_Data records:_
Start of Block
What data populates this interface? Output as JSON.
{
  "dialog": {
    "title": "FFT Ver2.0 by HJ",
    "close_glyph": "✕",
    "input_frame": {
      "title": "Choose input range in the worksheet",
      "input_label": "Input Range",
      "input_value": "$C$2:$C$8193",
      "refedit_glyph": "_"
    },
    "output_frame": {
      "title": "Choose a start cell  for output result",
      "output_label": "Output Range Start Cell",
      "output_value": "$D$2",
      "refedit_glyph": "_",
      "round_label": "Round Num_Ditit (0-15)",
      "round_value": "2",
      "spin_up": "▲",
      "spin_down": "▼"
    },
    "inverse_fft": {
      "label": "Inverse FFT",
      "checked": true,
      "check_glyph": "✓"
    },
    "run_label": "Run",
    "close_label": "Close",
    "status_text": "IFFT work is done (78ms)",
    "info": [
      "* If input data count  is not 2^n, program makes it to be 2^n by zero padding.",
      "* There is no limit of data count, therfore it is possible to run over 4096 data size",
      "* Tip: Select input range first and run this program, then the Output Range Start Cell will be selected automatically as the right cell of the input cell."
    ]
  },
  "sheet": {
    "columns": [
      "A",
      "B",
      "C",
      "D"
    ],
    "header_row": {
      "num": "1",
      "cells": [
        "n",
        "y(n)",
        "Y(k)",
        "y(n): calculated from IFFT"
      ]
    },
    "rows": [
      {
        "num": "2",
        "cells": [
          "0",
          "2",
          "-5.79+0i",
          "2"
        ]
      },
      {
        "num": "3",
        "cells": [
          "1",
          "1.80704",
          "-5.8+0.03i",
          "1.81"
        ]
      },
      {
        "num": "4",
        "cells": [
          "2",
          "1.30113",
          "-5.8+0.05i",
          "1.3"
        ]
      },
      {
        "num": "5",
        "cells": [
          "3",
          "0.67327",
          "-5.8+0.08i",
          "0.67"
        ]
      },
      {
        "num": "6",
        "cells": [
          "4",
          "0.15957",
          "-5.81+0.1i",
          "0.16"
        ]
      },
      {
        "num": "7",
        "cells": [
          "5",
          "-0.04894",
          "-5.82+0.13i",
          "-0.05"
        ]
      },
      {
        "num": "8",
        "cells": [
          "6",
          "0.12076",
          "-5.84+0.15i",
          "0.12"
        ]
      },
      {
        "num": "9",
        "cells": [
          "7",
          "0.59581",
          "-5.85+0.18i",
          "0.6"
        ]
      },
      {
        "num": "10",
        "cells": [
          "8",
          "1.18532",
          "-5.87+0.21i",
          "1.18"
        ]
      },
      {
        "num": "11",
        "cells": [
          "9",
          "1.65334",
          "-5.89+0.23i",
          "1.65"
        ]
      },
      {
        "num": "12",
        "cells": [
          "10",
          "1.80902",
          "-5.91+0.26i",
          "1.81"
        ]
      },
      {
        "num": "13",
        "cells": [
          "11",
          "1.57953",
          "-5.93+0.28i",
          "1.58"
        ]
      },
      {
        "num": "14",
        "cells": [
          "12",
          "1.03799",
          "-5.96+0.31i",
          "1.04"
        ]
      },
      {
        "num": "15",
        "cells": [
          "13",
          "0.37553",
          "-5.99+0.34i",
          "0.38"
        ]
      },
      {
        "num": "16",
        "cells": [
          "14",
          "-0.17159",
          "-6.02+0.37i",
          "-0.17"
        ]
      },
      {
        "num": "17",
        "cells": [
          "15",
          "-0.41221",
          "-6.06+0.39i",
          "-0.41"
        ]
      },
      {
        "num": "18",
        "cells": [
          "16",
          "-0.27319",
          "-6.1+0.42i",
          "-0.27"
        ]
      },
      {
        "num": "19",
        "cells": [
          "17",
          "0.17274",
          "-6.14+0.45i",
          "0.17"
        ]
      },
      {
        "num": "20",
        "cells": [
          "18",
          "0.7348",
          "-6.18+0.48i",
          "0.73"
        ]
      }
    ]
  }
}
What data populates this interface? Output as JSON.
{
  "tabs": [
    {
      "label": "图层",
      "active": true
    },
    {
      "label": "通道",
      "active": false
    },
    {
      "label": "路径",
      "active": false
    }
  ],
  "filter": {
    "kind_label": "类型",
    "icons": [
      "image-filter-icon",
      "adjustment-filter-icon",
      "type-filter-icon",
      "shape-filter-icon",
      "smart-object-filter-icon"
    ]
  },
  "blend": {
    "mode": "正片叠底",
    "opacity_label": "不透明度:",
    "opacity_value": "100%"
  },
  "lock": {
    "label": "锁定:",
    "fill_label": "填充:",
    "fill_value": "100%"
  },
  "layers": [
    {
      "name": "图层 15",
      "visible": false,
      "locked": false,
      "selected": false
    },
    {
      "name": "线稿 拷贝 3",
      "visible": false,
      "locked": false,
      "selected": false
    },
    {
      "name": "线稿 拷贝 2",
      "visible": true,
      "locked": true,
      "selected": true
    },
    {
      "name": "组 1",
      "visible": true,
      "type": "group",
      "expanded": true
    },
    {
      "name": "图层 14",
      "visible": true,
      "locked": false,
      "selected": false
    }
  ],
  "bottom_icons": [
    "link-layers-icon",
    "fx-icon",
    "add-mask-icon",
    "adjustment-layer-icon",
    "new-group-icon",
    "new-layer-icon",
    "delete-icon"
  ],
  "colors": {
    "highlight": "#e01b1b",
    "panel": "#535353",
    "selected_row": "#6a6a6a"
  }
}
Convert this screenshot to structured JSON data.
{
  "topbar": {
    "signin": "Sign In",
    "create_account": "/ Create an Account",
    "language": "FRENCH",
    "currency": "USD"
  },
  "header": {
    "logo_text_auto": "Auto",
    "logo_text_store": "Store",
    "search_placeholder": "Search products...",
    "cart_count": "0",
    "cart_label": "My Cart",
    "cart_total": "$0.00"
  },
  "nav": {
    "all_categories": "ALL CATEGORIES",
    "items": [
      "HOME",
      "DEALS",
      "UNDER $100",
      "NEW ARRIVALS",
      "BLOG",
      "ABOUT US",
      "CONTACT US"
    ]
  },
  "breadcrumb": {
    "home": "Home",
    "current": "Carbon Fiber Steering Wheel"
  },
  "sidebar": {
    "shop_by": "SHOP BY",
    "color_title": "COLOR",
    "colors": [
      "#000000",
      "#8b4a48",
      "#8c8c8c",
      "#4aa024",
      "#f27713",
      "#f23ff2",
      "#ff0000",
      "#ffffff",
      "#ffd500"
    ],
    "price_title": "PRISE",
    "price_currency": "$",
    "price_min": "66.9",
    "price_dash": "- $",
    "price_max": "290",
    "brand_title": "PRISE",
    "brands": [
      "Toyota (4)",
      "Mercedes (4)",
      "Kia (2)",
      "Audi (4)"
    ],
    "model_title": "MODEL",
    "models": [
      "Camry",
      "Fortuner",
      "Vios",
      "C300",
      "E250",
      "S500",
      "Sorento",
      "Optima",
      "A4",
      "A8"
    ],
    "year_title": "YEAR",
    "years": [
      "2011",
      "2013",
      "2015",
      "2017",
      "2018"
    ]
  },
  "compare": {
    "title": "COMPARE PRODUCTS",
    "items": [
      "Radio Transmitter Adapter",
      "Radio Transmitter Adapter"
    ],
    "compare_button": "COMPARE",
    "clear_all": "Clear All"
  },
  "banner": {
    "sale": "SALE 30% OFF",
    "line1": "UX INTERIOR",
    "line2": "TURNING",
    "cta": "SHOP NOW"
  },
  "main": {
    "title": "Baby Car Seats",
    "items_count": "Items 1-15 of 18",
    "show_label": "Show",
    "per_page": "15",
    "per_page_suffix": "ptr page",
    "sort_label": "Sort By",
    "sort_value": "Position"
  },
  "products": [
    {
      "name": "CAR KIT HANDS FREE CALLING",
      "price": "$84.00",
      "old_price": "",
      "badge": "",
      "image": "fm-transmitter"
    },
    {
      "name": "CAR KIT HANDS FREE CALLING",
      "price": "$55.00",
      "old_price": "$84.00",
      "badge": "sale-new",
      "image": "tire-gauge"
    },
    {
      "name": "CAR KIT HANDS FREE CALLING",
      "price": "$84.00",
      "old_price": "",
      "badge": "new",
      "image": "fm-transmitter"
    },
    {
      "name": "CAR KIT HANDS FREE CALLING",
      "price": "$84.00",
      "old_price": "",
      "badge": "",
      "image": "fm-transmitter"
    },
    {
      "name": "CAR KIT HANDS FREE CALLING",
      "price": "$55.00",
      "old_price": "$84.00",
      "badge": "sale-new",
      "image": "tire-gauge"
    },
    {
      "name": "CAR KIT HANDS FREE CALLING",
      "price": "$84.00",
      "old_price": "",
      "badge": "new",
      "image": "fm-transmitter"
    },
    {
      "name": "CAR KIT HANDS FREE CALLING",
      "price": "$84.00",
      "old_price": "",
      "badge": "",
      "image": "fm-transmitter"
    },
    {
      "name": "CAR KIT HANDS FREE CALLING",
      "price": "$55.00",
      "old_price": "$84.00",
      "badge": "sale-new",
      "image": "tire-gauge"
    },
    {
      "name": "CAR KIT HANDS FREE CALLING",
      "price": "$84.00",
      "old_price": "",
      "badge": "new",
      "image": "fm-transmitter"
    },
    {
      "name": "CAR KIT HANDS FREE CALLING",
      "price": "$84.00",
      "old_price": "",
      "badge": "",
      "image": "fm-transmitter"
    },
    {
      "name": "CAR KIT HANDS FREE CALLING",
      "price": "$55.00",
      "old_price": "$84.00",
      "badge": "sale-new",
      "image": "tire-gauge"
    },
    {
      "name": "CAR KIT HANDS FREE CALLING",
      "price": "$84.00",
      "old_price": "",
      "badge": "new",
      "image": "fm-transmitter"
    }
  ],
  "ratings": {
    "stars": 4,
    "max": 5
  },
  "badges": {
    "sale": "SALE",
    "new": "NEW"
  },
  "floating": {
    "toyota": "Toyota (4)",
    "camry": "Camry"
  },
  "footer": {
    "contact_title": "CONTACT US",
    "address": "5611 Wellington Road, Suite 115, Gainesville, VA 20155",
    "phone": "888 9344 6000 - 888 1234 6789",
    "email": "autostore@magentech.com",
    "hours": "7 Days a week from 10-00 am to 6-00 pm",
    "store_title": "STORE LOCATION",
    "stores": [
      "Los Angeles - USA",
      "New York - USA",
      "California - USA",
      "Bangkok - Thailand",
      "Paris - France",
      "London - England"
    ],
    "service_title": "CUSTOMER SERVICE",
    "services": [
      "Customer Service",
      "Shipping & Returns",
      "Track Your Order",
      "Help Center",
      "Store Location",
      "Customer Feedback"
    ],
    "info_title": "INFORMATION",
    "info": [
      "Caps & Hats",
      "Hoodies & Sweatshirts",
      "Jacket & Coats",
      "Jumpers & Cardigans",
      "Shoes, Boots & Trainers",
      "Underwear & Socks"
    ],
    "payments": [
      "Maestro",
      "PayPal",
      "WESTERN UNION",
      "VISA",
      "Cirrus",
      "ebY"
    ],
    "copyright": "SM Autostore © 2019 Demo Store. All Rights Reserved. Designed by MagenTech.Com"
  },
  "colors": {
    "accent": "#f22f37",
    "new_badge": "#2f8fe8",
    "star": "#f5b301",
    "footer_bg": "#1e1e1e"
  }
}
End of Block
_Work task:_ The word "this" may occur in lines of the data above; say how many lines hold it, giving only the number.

_Response:_ 4